I was tasked with redesigning a website for a private health clinic. My challenge was to create a great looking, accessible website that was easy to navigate and provided users with all the necessary information.
Trends in webdesign change rather quickly, and as it'd already been a few years since the website first came to life, it needed a thorough refresh.
Its outdated looks were not its biggest issue though. After years of adding all kinds of information about new medical procedures, staff etc., the site turned into an almost impossible to navigate maze of links littered with all kinds of ungainly boxes, badly fitting iframes and annoying modals. The complaints about the navigational issues voiced by the clinic's customers were echoed by the staff who often couldn't figure out how to edit some of the website's content.
The first thing that needed to be dealt with was the navigational structure. The myriad of diagnostic tests and procedures that neeed to be sorted into several different categories in a way that would be coherent to the average private clinic website goer.
After putting together a comprehensive list of diagnostics and procedures, I asked a handful of people to perform card sorting. We then went over the categories and lists with the client, who was mostly happy with the results. As a medical specialist, he thought some changes needed to be made. At that point it was my turn to come up with a way to best present the vast amount of information in the most legible, easily accessible way.
Since I thought the volume of information a user would have to deal with in order to find a specific medical procedure is still too large, I proposed a solution in the form of a complex website-wide search system that'd allow users to search for ailments, injured body parts, diagnostics, procedures and clinic staff. In the case of ailments, the search system would return proposed diagnostics and procedures and medical staff who specialize in a given ailment.
While the client liked the idea of the ability to search for diagnostics and procedures, he wanted to keep the navigation pretty standard, so I had to rethink the website's structure once again and return with another round of mockups. After we were in agreement as far as site navigation goes, it was time for user testing. Some minor correction were needed before we could move to the next stage.
What you see
The client didn't provide any materials other than some photos and the logo that he wanted to be left intact. I had to choose a color palette that didn't clash with the colors in the logo (graphite, orange) and made sense in the context of the medical field. Since we needed many more photos than were provided by the client, I also had to find a set of photos that fit well within the style of photos provided by the client.
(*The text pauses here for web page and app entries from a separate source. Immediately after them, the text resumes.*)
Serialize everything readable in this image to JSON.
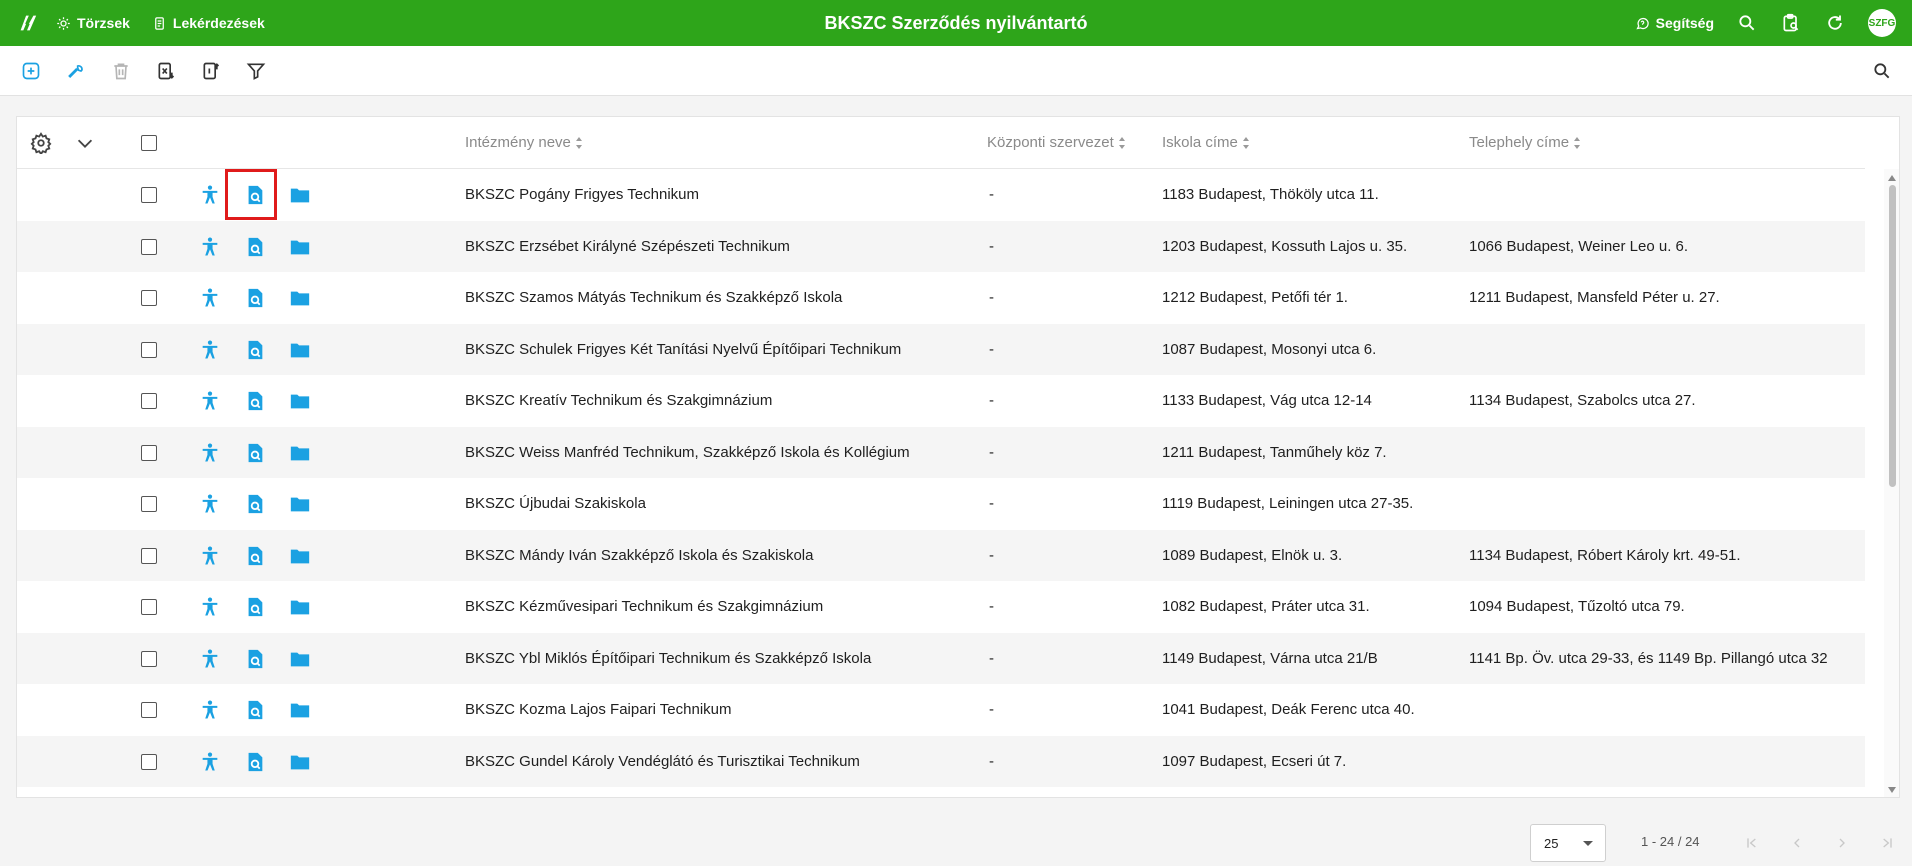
{
  "topbar": {
    "title": "BKSZC Szerződés nyilvántartó",
    "nav": [
      {
        "label": "Törzsek"
      },
      {
        "label": "Lekérdezések"
      }
    ],
    "help_label": "Segítség",
    "avatar": "SZFG"
  },
  "colors": {
    "brand_green": "#2ea51a",
    "icon_blue": "#1ba1e2",
    "highlight_red": "#e01b1b"
  },
  "table": {
    "columns": [
      {
        "key": "intezmeny",
        "label": "Intézmény neve"
      },
      {
        "key": "kozponti",
        "label": "Központi szervezet"
      },
      {
        "key": "iskola_cim",
        "label": "Iskola címe"
      },
      {
        "key": "telephely",
        "label": "Telephely címe"
      }
    ],
    "rows": [
      {
        "intezmeny": "BKSZC Pogány Frigyes Technikum",
        "kozponti": "-",
        "iskola_cim": "1183 Budapest, Thököly utca 11.",
        "telephely": ""
      },
      {
        "intezmeny": "BKSZC Erzsébet Királyné Szépészeti Technikum",
        "kozponti": "-",
        "iskola_cim": "1203 Budapest, Kossuth Lajos u. 35.",
        "telephely": "1066 Budapest, Weiner Leo u. 6."
      },
      {
        "intezmeny": "BKSZC Szamos Mátyás Technikum és Szakképző Iskola",
        "kozponti": "-",
        "iskola_cim": "1212 Budapest, Petőfi tér 1.",
        "telephely": "1211 Budapest, Mansfeld Péter u. 27."
      },
      {
        "intezmeny": "BKSZC Schulek Frigyes Két Tanítási Nyelvű Építőipari Technikum",
        "kozponti": "-",
        "iskola_cim": "1087 Budapest, Mosonyi utca 6.",
        "telephely": ""
      },
      {
        "intezmeny": "BKSZC Kreatív Technikum és Szakgimnázium",
        "kozponti": "-",
        "iskola_cim": "1133 Budapest, Vág utca 12-14",
        "telephely": "1134 Budapest, Szabolcs utca 27."
      },
      {
        "intezmeny": "BKSZC Weiss Manfréd Technikum, Szakképző Iskola és Kollégium",
        "kozponti": "-",
        "iskola_cim": "1211 Budapest, Tanműhely köz 7.",
        "telephely": ""
      },
      {
        "intezmeny": "BKSZC Újbudai Szakiskola",
        "kozponti": "-",
        "iskola_cim": "1119 Budapest, Leiningen utca 27-35.",
        "telephely": ""
      },
      {
        "intezmeny": "BKSZC Mándy Iván Szakképző Iskola és Szakiskola",
        "kozponti": "-",
        "iskola_cim": "1089 Budapest, Elnök u. 3.",
        "telephely": "1134 Budapest, Róbert Károly krt. 49-51."
      },
      {
        "intezmeny": "BKSZC Kézművesipari Technikum és Szakgimnázium",
        "kozponti": "-",
        "iskola_cim": "1082 Budapest, Práter utca 31.",
        "telephely": "1094 Budapest, Tűzoltó utca 79."
      },
      {
        "intezmeny": "BKSZC Ybl Miklós Építőipari Technikum és Szakképző Iskola",
        "kozponti": "-",
        "iskola_cim": "1149 Budapest, Várna utca 21/B",
        "telephely": "1141 Bp. Öv. utca 29-33, és 1149 Bp. Pillangó utca 32"
      },
      {
        "intezmeny": "BKSZC Kozma Lajos Faipari Technikum",
        "kozponti": "-",
        "iskola_cim": "1041 Budapest, Deák Ferenc utca 40.",
        "telephely": ""
      },
      {
        "intezmeny": "BKSZC Gundel Károly Vendéglátó és Turisztikai Technikum",
        "kozponti": "-",
        "iskola_cim": "1097 Budapest, Ecseri út 7.",
        "telephely": ""
      }
    ]
  },
  "pager": {
    "page_size": "25",
    "range": "1 - 24 / 24"
  }
}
It's actually surprising how tiny the current website seems compared to the old one, all thanks to improved navigational structure that allowed to compact or even merge many of the site's subpages without losing any valuable information. I think that a website like this is quite a good example of importance of UX design. Without the work done under the hood that you can't even see when browsing through the finished website, the website could be pretty, but its functionality would still be lackluster.